involvement with the fascinating art of lampwork
beads began when she attended an art festival at
the University of Tampa and watched a demonstration
of one of the vendors making glass beads. Unfamiliar
with the art, she was mesmerized by the creation
of these tiny beautiful works of art born out of
a flaming torch.
She began to collect
lampwork (also called flamework) beads and then
decided to take a class to learn beadmaking first
hand. Lea has since studied with many well-known
glass bead artists, including Leah Fairbanks,
Kim Osibin, Sylvie Lansdowne, Pati Walton, Bronwyn
Heilman, Kristen Frantzen Orr,
and Loren Stump (the BEST!), but still credits
the two-day workshop she took at a local art center
with igniting her passion for the art. Marilyn
Jobe of Ellenton, Florida taught the class using
the simple Hot-Head torch. "For two solid
days, Marilyn taught us to make simple, concise,
well-centered neat little beads on the Hot-Head
torch and I was forever hooked!"
years later (and many, many beads later), Lea's
hero is still Cindy Jenkins, the inventor of the
Hot-Head torch and author of "Making Glass
Beads" which is a simple guide to the art
of making beads.
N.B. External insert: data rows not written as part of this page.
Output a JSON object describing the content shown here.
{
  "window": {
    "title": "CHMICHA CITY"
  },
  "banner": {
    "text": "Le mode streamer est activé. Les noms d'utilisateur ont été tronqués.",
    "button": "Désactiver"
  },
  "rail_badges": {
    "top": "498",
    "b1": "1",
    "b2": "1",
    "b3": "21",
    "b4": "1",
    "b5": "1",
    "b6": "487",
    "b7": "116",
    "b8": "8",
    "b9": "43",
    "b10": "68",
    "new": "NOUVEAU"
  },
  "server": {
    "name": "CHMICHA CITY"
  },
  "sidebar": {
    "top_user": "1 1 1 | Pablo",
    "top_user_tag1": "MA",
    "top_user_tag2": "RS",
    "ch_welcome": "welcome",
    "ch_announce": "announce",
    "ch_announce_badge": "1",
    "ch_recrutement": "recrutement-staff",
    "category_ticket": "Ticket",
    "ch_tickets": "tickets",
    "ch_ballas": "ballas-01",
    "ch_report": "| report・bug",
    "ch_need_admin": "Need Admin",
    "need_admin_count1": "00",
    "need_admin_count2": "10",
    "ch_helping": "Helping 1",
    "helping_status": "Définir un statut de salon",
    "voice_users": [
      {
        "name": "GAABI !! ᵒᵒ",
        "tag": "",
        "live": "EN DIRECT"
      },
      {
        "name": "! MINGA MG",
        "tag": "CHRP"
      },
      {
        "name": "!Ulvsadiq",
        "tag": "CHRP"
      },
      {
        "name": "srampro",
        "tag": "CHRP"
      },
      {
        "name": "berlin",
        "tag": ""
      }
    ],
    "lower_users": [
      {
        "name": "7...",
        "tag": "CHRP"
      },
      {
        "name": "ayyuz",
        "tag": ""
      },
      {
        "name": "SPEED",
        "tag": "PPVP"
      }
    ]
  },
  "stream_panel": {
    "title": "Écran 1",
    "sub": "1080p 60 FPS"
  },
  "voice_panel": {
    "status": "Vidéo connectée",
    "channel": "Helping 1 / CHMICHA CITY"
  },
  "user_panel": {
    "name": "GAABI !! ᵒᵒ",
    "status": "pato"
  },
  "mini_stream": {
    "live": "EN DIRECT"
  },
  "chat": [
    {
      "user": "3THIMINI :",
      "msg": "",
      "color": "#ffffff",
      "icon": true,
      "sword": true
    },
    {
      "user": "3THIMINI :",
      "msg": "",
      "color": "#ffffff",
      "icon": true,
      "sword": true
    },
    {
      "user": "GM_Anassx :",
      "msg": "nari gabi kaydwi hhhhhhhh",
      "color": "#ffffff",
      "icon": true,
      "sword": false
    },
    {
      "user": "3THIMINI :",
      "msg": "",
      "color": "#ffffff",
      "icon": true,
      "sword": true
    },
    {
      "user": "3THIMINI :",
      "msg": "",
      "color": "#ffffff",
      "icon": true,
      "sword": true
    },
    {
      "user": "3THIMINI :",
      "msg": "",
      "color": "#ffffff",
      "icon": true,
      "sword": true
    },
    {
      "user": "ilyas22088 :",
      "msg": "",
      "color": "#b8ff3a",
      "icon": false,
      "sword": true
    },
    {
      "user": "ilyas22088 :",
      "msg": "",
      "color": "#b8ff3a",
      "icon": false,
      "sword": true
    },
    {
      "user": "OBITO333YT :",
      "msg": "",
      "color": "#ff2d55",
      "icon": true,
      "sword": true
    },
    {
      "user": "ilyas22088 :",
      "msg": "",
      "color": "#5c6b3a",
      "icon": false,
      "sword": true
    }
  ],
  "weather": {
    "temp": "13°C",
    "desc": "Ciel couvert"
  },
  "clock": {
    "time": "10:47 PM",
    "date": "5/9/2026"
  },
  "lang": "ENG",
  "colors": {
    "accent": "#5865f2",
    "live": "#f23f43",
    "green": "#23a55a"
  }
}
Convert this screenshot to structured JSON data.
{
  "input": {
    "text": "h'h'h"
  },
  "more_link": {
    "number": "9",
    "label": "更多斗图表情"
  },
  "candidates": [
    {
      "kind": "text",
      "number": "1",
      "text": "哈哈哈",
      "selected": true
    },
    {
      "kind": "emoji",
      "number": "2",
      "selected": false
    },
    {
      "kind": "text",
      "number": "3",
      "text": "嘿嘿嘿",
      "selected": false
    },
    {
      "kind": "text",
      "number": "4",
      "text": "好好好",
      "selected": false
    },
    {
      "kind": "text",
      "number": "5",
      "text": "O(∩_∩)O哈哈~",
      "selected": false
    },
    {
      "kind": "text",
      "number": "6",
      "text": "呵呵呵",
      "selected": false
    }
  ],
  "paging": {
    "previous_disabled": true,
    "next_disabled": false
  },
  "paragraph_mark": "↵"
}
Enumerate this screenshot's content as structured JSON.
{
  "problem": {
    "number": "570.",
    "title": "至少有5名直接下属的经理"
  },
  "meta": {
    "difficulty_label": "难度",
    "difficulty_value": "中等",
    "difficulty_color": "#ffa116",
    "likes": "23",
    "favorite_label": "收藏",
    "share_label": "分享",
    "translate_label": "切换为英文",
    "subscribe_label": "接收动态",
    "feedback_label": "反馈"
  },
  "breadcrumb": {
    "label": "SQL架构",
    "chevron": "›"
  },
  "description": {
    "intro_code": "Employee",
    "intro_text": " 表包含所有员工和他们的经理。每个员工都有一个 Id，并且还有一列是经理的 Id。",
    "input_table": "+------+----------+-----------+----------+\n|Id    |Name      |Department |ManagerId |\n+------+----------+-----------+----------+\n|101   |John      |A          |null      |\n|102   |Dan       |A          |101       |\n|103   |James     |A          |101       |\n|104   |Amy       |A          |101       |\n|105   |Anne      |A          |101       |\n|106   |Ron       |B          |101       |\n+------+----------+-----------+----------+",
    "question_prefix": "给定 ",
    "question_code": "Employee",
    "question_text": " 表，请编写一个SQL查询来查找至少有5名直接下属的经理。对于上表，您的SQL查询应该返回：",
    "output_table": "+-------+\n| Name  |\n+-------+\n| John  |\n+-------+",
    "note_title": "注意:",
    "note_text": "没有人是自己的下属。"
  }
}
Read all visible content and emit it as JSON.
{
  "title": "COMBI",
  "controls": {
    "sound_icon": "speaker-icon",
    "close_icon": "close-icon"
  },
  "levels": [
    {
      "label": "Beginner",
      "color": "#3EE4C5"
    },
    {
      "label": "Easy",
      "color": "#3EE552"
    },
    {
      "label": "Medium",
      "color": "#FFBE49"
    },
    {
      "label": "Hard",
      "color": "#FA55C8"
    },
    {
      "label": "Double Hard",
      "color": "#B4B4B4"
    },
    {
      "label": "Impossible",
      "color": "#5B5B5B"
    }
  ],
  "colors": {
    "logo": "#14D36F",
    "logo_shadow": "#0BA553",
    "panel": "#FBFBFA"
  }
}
Cindy's invention of this simple
beginner's torch which uses a canister of MAPP
gas has enabled many glass bead makers to begin
making beads without a huge investment of money
for tools, etc. Her new book, "Beads of Glass"
promises to be the newest 'must-have' for both
beginning and advanced glass beadmakers.
owns three torches: Glass Torch Technology's Bobcat
torch, another GTT torch called the Lynx, and
a Nortel mid-range torch. She still uses her original
Hot-Head torch for live demonstrations at shows!
Lea works in a
delightful , 1930's cottage-style studio behind
her home in Clearwater, Florida. Lea can be reached